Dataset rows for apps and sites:
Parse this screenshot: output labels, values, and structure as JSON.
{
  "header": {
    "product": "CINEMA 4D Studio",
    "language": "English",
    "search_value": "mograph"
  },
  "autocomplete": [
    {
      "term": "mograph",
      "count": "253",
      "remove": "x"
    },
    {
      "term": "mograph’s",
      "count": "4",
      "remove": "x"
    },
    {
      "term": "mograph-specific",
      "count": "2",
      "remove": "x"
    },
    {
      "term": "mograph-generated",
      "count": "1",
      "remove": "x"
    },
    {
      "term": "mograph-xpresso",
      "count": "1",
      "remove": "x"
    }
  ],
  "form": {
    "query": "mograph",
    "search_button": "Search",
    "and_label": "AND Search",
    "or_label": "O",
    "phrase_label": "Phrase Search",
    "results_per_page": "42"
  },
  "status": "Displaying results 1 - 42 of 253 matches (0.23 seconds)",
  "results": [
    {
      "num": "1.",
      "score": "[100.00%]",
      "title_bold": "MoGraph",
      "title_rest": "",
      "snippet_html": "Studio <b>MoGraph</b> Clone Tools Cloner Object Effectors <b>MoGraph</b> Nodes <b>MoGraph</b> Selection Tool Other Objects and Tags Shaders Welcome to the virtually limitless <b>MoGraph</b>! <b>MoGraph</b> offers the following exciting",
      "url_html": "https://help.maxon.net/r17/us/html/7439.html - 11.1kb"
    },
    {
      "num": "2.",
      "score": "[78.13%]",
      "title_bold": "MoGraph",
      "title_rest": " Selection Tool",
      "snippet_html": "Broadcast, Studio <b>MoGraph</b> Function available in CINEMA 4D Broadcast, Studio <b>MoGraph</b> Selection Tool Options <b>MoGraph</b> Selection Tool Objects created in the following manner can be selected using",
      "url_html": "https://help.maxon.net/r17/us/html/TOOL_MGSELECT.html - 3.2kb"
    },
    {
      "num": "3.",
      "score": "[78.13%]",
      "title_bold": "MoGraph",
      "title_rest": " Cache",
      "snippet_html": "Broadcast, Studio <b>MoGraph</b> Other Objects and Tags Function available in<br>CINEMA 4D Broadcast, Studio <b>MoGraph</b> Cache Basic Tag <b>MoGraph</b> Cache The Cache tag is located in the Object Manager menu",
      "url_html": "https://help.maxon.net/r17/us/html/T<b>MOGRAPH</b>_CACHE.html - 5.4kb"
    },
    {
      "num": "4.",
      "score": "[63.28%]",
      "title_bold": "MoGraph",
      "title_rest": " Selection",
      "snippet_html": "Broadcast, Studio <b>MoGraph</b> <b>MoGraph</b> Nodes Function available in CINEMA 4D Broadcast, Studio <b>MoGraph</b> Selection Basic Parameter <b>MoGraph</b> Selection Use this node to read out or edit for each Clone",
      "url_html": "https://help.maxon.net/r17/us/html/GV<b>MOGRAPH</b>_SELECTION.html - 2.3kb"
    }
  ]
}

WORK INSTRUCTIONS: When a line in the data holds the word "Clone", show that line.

RESULT FOR THIS EXERCISE:
      "snippet_html": "Studio <b>MoGraph</b> Clone Tools Cloner Object Effectors <b>MoGraph</b> Nodes <b>MoGraph</b> Selection Tool Other Objects and Tags Shaders Welcome to the virtually limitless <b>MoGraph</b>! <b>MoGraph</b> offers the following exciting",
      "snippet_html": "Broadcast, Studio <b>MoGraph</b> <b>MoGraph</b> Nodes Function available in CINEMA 4D Broadcast, Studio <b>MoGraph</b> Selection Basic Parameter <b>MoGraph</b> Selection Use this node to read out or edit for each Clone",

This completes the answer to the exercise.